Background. The arts and humanities form a critical part of medical education. In this study, we explore medical students' reflections following an arts and humanities experience. An intensive day and a half long program focused on music and reflection was designed for first-year students at Harvard Medical School. Methods. Students completed an evaluation of the experience with both open-ended and Likert scale questions. Data were analyzed using a mixed methods approach. Descriptive statistics were used to analyze quantitative data and inductive content analysis for qualitative data. Results. 168 first-year medical and dental students participated in the activity. Survey response rate was 73% (n=122). Quantitatively, the overall quality of the experience was assessed at a mean value of 4.86 points (SD=0.37 points) out of a maximum of 5, with 5 being excellent. The qualitative evaluation illustrated how the arts and humanities experience encouraged students to reflect on their leadership and doctoring skills, taking a holistic approach to their medical education, and integrating the lessons of the arts and humanities into their medical practice. Conclusion. The arts and humanities program encouraged student reflection on profound questions in medicine related to empathy, vulnerability, and authenticity. This experience broadened students’ perspectives regarding the relationship between medicine and the arts and humanities.

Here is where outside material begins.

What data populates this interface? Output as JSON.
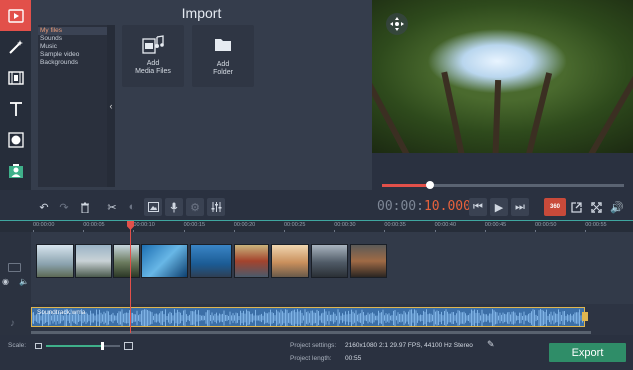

Harz, Dominique; Schwartz, Andrea Wershof; Lee, Truelian; Jones, David S.; Hundert, Edward M.; Wong, Lisa M.; and Pories, Susan E.
"Learning Harmony: Medical Student Reflections on the Intersection of the Arts & Humanities and Medicine, A Mixed Methods Study,"
Health Professions Education: Vol. 9:
2, Article 3.
Available at: https://hpe.researchcommons.org/journal/vol9/iss2/3